This song about infidelity and deception originally was going to name-drop former Major League Baseball player Pete Rose in the title. (Rose was blackballed from baseball after accusations that he gambled on games while both playing for and managing the Cincinnati Reds.) Fall Out Boy changed the song's name because of concerns about the lawsuit brought against OutKast over their 1999 single "Rosa Parks" by the civil rights activist, who was name-dropped in the title. Bassist and primary lyricist Pete Wentz commented to Rolling Stone: "I wanted to see Pete Rose in Cooperstown. I was all about it."
At one time this was titled "Does Your Husband Know?"
Wentz married singer/actress Ashlee Simpson on May 17, 2008. The change in his circumstances influenced his writing, which is reflected on a number of songs on Folie à Deux, including this track. Frontman Patrick Stump explained to MTV News: "Swagger is a great way to describe it, because on the song, he's lyrically adopting a character that has swagger, so I wanted the music to have that swagger. The verse is so confident and funky and forward because the lyric is so full of itself. And then everything stops, and there's a piano breakdown, and it's very melancholy and sad and theatrical, and the lyric shifts to the doubt that's behind all that arrogance. And ultimately, I wanted the music - in conjunction with the lyric - to express that arrogance is usually a mask for terrible insecurity. What I took out of [the lyrics] was that there was something so compelling about the character in the song. Like in Silence of the Lambs, when Hannibal Lecter is talking about how he doesn't kill, he covets. The song is about that - the prowl of chasing a woman. I think it meant, like, this guy is cheating on his girlfriend, but he knows she's not cheating on him. There's this total 'looking into the mirror and trying to convince yourself of absolute lies' kind of thing. People ask all the time, 'Oh, Pete got married, how does that affect the record?' and I think, if anything, he just wanted to point out how lightly people are taking their marriages. No one seems to be worried about what's going on, they just want to have things."

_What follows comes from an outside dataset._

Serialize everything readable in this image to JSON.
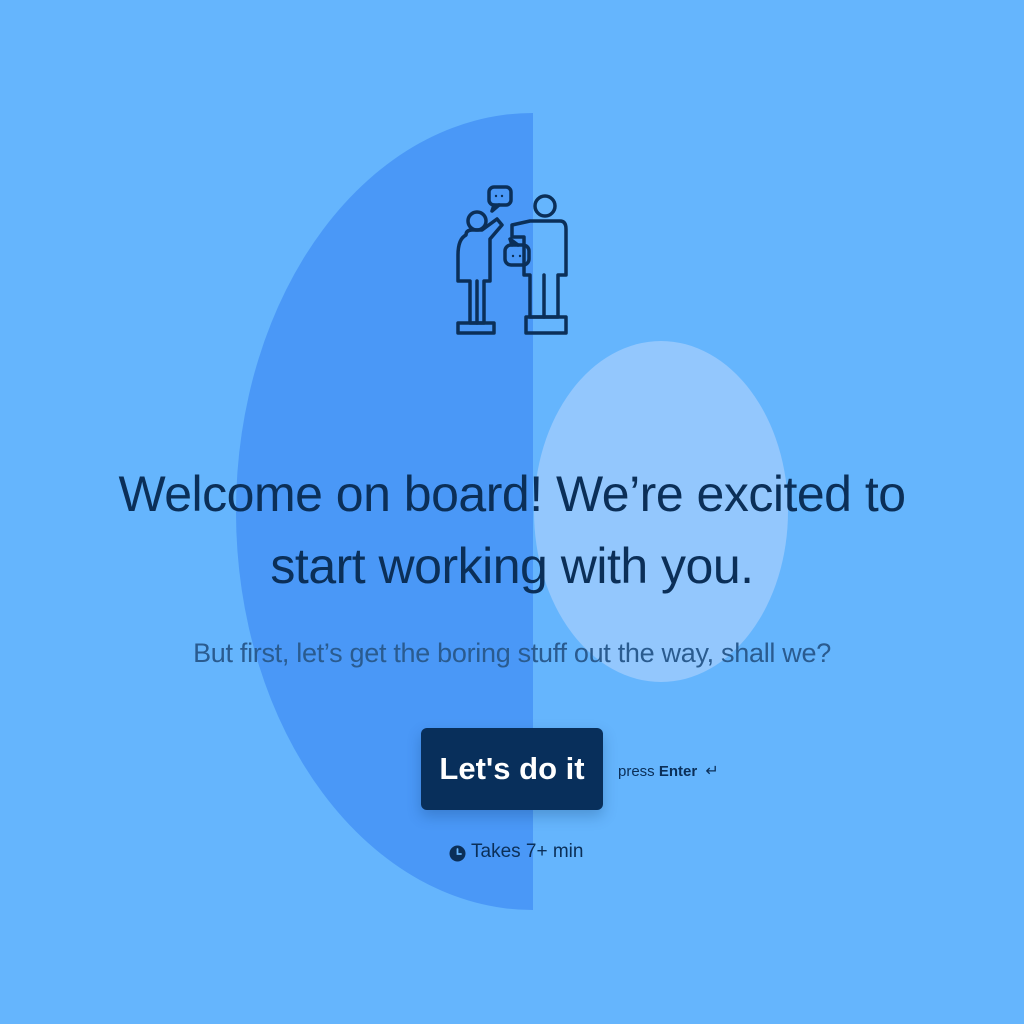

Patrick Stump was caught listening to this song in public. The singer recalled to Rock Sound in a 2015 interview: "I rarely listen to our records, because it's a weird experience, and makes me feel like a dweeb. I was on a flight the other day, and had a moment of, 'Oh, I'll give this a listen, see how it's holding up'. I don't get recognized a lot, but there I am, playing this song for the first time in years, and the flight attendant noticed."

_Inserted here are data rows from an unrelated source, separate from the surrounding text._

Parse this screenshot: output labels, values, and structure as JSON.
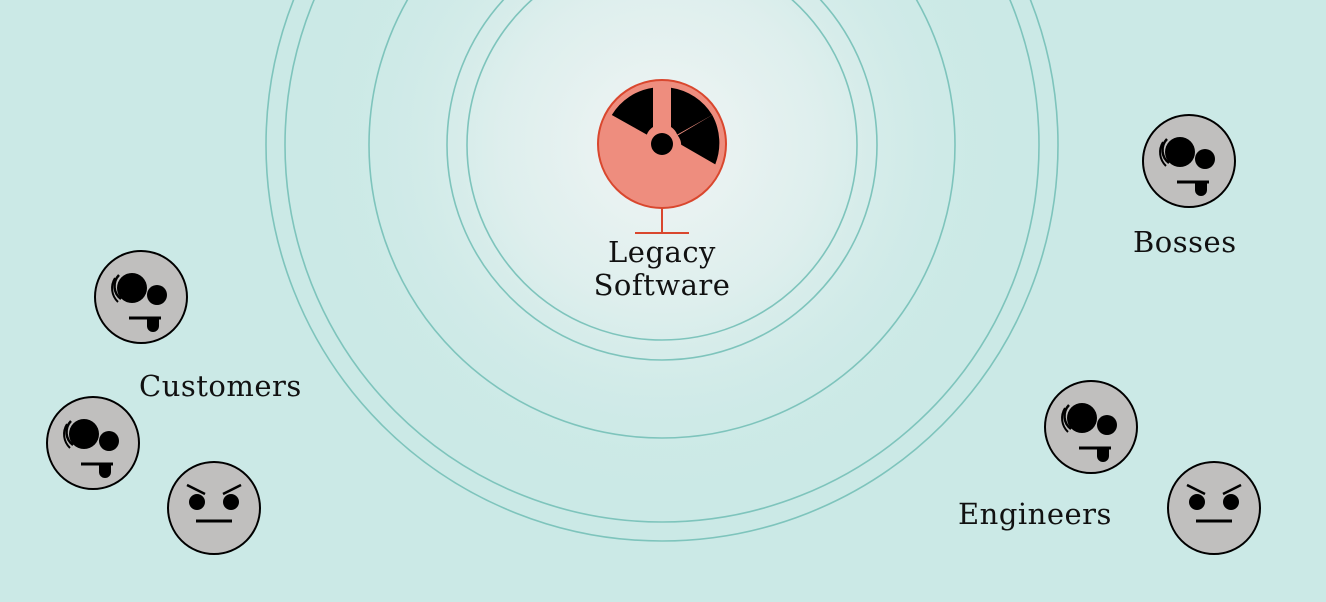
{
  "diagram": {
    "center_label_line1": "Legacy",
    "center_label_line2": "Software",
    "groups": {
      "bosses": "Bosses",
      "customers": "Customers",
      "engineers": "Engineers"
    }
  },
  "colors": {
    "background": "#cbe9e6",
    "ring": "#7ec4bc",
    "hazard_fill": "#ee8d7e",
    "hazard_stroke": "#d9472e",
    "face_fill": "#c0bfbe",
    "ink": "#000000"
  },
  "icons": {
    "center": "radiation-hazard-icon",
    "silly_face": "tongue-out-face-icon",
    "angry_face": "angry-face-icon"
  }
}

Directed by Shane Valdes, the music video for this song is called "A Weekend At Pete Rose's" and is based on the 1989 movie Weekend at Bernie's. In the film, Bernie is dead and two guys prop up his corpse and carry him around so he seems alive. In the Fall Out Boy video, Brendon Urie and Spencer Smith of Panic! At The Disco find Pete Wentz dead and do something similar.

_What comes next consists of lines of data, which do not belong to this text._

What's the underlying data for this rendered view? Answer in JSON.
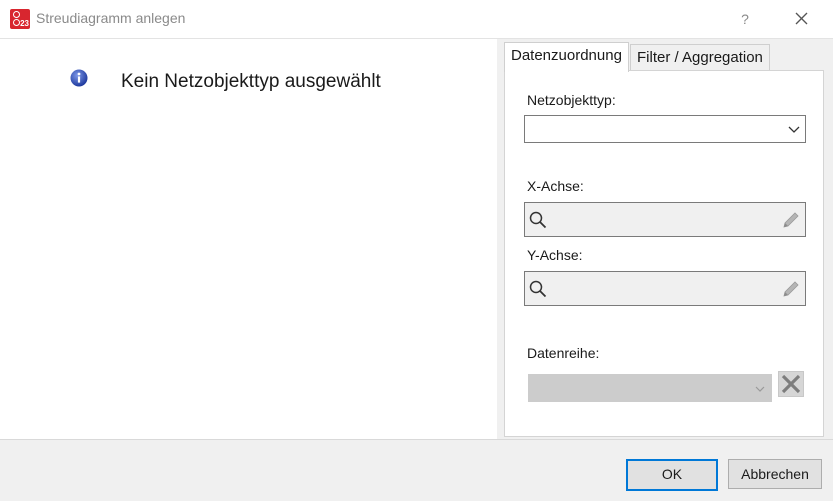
{
  "window": {
    "title": "Streudiagramm anlegen",
    "help_label": "?"
  },
  "left": {
    "info_text": "Kein Netzobjekttyp ausgewählt"
  },
  "tabs": [
    {
      "label": "Datenzuordnung",
      "active": true
    },
    {
      "label": "Filter / Aggregation",
      "active": false
    }
  ],
  "form": {
    "netzobjekttyp_label": "Netzobjekttyp:",
    "netzobjekttyp_value": "",
    "x_achse_label": "X-Achse:",
    "x_achse_value": "",
    "y_achse_label": "Y-Achse:",
    "y_achse_value": "",
    "datenreihe_label": "Datenreihe:",
    "datenreihe_value": ""
  },
  "buttons": {
    "ok": "OK",
    "cancel": "Abbrechen"
  },
  "colors": {
    "accent": "#0078d7",
    "app_icon": "#d8262f",
    "info_icon": "#2f4fb5"
  }
}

At the end of the video, a phone number flashes. Those who called it were connected to a service called SayNow, which let fans and artists exchange voicemails.